    • Search Google Scholar
    • Export Citation
  • 8.

    Dick AS, Bernal B, Tremblay P. The language connectome: new pathways, new concepts. Neuroscientist. 2014;20(5):453467.

  • 9.

    Saur D, Kreher BW, Schnell S, et al. Ventral and dorsal pathways for language. Proc Natl Acad Sci U S A. 2008;105(46):1803518040.

  • 10.

    Hill VB, Cankurtaran CZ, Liu BP, et al. A practical review of functional MRI anatomy of the language and motor systems. AJNR Am J Neuroradiol. 2019;40(7):10841090.

    • Search Google Scholar
    • Export Citation
  • 11.

    Makris N, Kennedy DN, McInerney S, et al. Segmentation of subcomponents within the superior longitudinal fascicle in humans: a quantitative, in vivo, DT-MRI study. Cereb Cortex. 2005;15(6):854869.

    • Search Google Scholar
    • Export Citation
  • 12.

    Perry MS, Donahue DJ, Malik SI, et al. Magnetic resonance imaging-guided laser interstitial thermal therapy as treatment for intractable insular epilepsy in children. J Neurosurg Pediatr. 2017;20(6):575582.

    • Search Google Scholar
    • Export Citation
  • 13.

    Alexander H, Cobourn K, Fayed I, Oluigbo CO. Magnetic resonance-guided laser interstitial thermal therapy for the treatment of nonlesional insular epilepsy in pediatric patients: technical considerations.
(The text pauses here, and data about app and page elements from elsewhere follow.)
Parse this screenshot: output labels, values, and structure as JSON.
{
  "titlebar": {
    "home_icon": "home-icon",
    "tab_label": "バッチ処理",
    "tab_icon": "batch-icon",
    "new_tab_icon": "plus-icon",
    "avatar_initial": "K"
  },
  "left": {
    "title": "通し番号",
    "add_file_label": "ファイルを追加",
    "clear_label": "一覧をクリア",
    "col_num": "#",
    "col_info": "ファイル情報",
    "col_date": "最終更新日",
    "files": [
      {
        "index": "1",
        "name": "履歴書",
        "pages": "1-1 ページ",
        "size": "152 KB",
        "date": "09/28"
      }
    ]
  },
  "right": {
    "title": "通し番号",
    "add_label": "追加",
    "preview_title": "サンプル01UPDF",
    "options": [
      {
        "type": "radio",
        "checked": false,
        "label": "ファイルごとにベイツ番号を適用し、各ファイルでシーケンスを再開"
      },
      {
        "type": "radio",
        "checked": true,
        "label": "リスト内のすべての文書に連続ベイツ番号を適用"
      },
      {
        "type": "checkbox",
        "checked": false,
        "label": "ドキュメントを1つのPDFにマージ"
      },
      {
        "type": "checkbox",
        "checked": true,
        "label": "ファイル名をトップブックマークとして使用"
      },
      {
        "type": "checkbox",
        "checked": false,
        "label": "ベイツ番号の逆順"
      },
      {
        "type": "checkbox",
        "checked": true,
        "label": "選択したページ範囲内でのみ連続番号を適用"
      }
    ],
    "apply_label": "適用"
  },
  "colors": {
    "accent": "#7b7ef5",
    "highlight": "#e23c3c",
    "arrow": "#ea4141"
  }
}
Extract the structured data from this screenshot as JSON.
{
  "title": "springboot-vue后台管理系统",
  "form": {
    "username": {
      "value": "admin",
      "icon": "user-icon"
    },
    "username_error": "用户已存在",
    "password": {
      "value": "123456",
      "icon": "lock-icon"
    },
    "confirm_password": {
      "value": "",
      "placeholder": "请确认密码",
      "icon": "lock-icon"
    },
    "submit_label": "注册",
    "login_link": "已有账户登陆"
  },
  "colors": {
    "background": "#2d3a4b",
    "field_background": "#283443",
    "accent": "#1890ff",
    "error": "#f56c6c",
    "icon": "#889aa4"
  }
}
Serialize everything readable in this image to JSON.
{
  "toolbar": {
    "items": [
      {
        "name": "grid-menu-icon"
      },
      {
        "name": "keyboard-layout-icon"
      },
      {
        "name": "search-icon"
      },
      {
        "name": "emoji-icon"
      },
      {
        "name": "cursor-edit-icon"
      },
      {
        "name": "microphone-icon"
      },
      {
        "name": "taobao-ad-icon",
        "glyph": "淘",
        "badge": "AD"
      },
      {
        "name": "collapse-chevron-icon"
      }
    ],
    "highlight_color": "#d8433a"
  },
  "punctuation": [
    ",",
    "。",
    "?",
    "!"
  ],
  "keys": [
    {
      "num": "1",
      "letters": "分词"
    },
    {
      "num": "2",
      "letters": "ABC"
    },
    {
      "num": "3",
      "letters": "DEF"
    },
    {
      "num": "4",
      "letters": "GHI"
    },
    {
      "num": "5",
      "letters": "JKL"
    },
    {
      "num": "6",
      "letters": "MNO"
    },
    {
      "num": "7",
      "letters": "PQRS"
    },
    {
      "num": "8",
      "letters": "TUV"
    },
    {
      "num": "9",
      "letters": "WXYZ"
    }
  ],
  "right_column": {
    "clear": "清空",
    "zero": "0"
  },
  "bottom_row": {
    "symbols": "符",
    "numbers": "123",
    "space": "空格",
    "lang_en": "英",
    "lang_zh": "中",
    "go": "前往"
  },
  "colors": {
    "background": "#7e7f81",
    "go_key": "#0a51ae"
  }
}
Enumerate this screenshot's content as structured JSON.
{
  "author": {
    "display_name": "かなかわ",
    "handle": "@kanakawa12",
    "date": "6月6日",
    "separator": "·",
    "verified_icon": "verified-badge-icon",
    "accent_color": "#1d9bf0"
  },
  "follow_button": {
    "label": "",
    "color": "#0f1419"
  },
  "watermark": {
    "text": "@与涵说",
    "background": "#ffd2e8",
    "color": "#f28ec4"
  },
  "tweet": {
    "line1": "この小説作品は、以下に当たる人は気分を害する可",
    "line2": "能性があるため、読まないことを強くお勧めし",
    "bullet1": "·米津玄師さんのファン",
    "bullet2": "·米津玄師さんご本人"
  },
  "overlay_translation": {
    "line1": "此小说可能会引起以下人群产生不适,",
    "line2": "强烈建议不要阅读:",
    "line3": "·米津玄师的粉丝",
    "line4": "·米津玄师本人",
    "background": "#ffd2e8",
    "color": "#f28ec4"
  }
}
Pediatr Neurosurg. 2020;55(3):155162.

    • Search Google Scholar
    • Export Citation
  • 14.

    Hoppe C, Witt JA, Helmstaedter C, et al. Laser interstitial thermotherapy (LiTT) in epilepsy surgery. Seizure. 2017;48:4552.

  • 15.

    Remick M, McDowell MM, Gupta K, et al. Emerging indications for stereotactic laser interstitial thermal therapy in pediatric neurosurgery. Int J Hyperthermia. 2020;37(2):8493.

    • Search Google Scholar
    • Export Citation
  • 16.

    Tao JX, Wu S, Lacy M, et al. Stereotactic EEG-guided laser interstitial thermal therapy for mesial temporal lobe epilepsy. J Neurol Neurosurg Psychiatry. 2018;89(5):542548.

    • Search Google Scholar
    • Export Citation
  • 17.

    Mukherjee P, Chung SW, Berman JI, et al. Diffusion tensor MR imaging and fiber tractography: technical considerations. AJNR Am J Neuroradiol. 2008;29(5):843852.

    • Search Google Scholar
    • Export Citation
  • 18.

    Mukherjee P, Berman JI, Chung SW, et al. Diffusion tensor MR imaging and fiber tractography: theoretic underpinnings. AJNR Am J Neuroradiol. 2008;29(4):632641.

    • Search Google Scholar
    • Export Citation
  • 19.

    Essayed WI, Zhang F, Unadkat P, et al. White matter tractography for neurosurgical planning: a topography-based review of the current state of the art. Neuroimage Clin. 2017;15:659672.

    • Search Google Scholar
    • Export Citation
  • 20.

    Foo TKF, Laskaris E, Vermilyea M, et al. Lightweight, compact, and high-performance 3T MR system for imaging the brain and extremities. Magn Reson Med. 2018;80(5):22322245.

    • Search Google Scholar
    • Export Citation

Metrics

All Time Past Year Past 30 Days
Abstract Views 0 0 0
Full Text Views 1895 1895 1210
PDF Downloads 190 190 8
EPUB Downloads 0 0 0